And that’s why I father joined the military. It was to look after his children and kind of grow into a, quote unquote “man.” So a lot of that record is just like about him and my older brother, who also was my father figure as well since my father was a little bit absent in my life. My brother had just done a triathlon and a part of that was him learning how to swim long distances. I was thinking about that journey and how water is like a super important element in all of the lives of the men around me. And it became that.
The song kind of sounds like a sea chanty. It wasn’t necessarily intentional, but I did want it to sound nautical in some respects, so we kind of had it do what it need to do in terms of instrumentality as well.
JB: Has your has your brother heard it?

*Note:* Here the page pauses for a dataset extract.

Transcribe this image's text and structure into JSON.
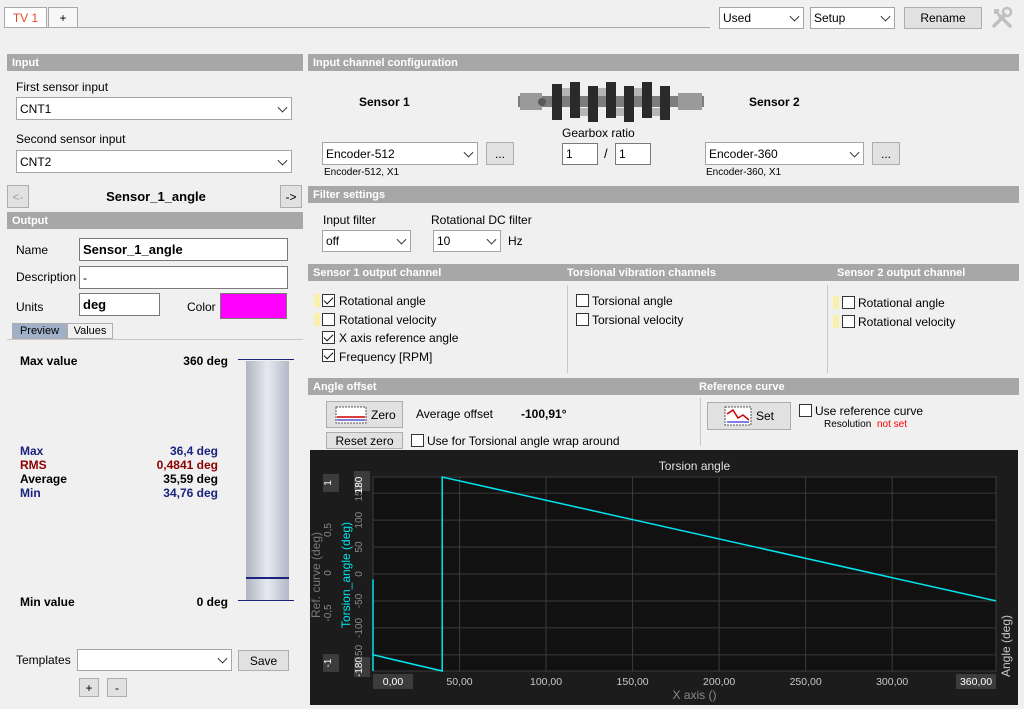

JD: Yeah. He was he was the second person to hear it. I played it for my mom. My mom was over my house to Los Angeles and I was at the studio and I got home at like 2:30 in the morning and my mom, she’s a night owl like me. So she was just, like, up. And I was like, “I made this song. So, like, you want to hear it? And she was like “Yeah, sure.” So I put headphones on her and it was quite lovely seeing my mum being like, “I understand one of your songs.” My mom likes all the harder stuff because she was a rocker growing up. That’s how she describes it. So she has an affinity for all the heavy stuff, but this is the first song where she said she could hear what I was saying. And she said it was beautiful. Then I took the headphones off and we never talked about it again. Not because she’s dismissive at all, but it’s one of those things where it’s like… When your your kid draws pictures all the time. The pictures start to be like, “Yeah, this is really pretty. Here you go.”
But it’s funny because the first day of tour my mom came to that show in San Diego, California. And then the second day was Vegas, where my father lives. So I got to play live for them the first two days of tour. My goal was to make my dad cry for that song because he’s a man’s man. And I’m like, “I’m going to break that down. I’m going to find a way to creep in your little mind and make you cry.” And I was the one that ended up shedding one tear. And I was like, “Man, this is NOT what I wanted.” I did it to myself. I was like, “I’m going to make him cry. I’m going to cry tonight.” And I’m like, “Dad, this is for you.” And then after he heard it, “He was kind of like, “Yeah. That’s my son.” And I was like, Jesus Christ. And there was no tear to be shed.
JB: That is so funny. What quality of your dads do you have the most of?
JD: I have his analytical intelligence for sure. My dad’s a very, very and not to call myself very smart, but my dad’s a very, very intelligent man. I don’t know where he got so wise or how many books he read, but he’s one of the smartest people I know. And not just because he’s my dad and I know him. I know a lot of professors and a lot of them, but he just knows a lot about a lot of different things. But also his analytical intelligence and his practical intelligence or street smarts are equal. So he’s like a conundrum where you try to figure this dude out. He’ll tell me things about physics in the same wind he will tell me about rolling around in an old car with hydraulics and how they worked. I can’t decipher the guy. So I definitely have his analytical intelligence. I do have his stubbornness. I’m stubborn like him. And I also think that I have his paternal sense. I want to take care of people. And I have to balance that out with like my maternal sense, too, because I want to nurture as well. So it’s kind of hard, like I’m kind of the person. We’re like, Yeah, you know, I’m gonna pay the rent and do all the things. But I also like being the tender one to ask how you are feeling and if everything is okay. Like, “Let’s talk about what’s going on inside.” And I have to balance the two. So I have a lot of I have a lot more my mom in me than of my dad. But the part that I have that are my dad are very palpable.